Throughout the 16-month observation period, every website was found to have made regular use of these tools with the potential to gather and send sensitive information, and every website had vulnerabilities that threaten patient privacy. Each of the 12 websites employed ad trackers that could identify the users, and 11 of the 12 websites made use of third-party cookies that tracked users activity across the Internet. About half of the websites utilized Metal Pixel tracking code during the course of the 16-month timeframe. By utilizing the Meta Pixel code snippet, websites can analyze visitor behavior to identify preferences and trends that will enhance user experience. However, the Meta code can obtain sensitive data and transmit it to Meta. The code has been found to capture sensitive data from numerous websites without permission. Although Meta follows a policy requiring Meta Pixel users not to disclose sensitive information like healthcare data, it was revealed that several healthcare providers have sent patient data to Meta. In the OPI’s study, four OUD mHealth websites were found to have transmitted personally identifiable information to Meta. 
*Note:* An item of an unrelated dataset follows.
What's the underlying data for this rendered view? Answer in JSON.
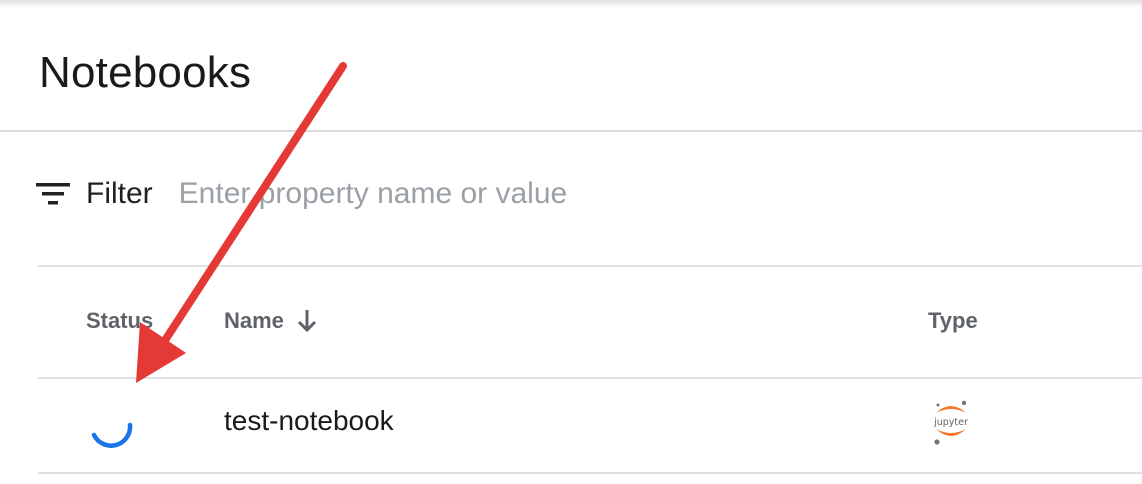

In addition, Google’s analytical tool was found on 10 of the 12 websites. This is despite the fact Google’s policy does not allow the code to gather protected health information. All 12 websites featured advertising, and all 12 firms supplied some data to ad tech firms that purchase and sell user data for advertising. The researchers report that the usage of trackers on the websites grew overall over the course of the 16 months. These OUD websites often promoted themselves as private, secure, and 100 percent confidential despite the data exchange and privacy issues that were noted on the sites.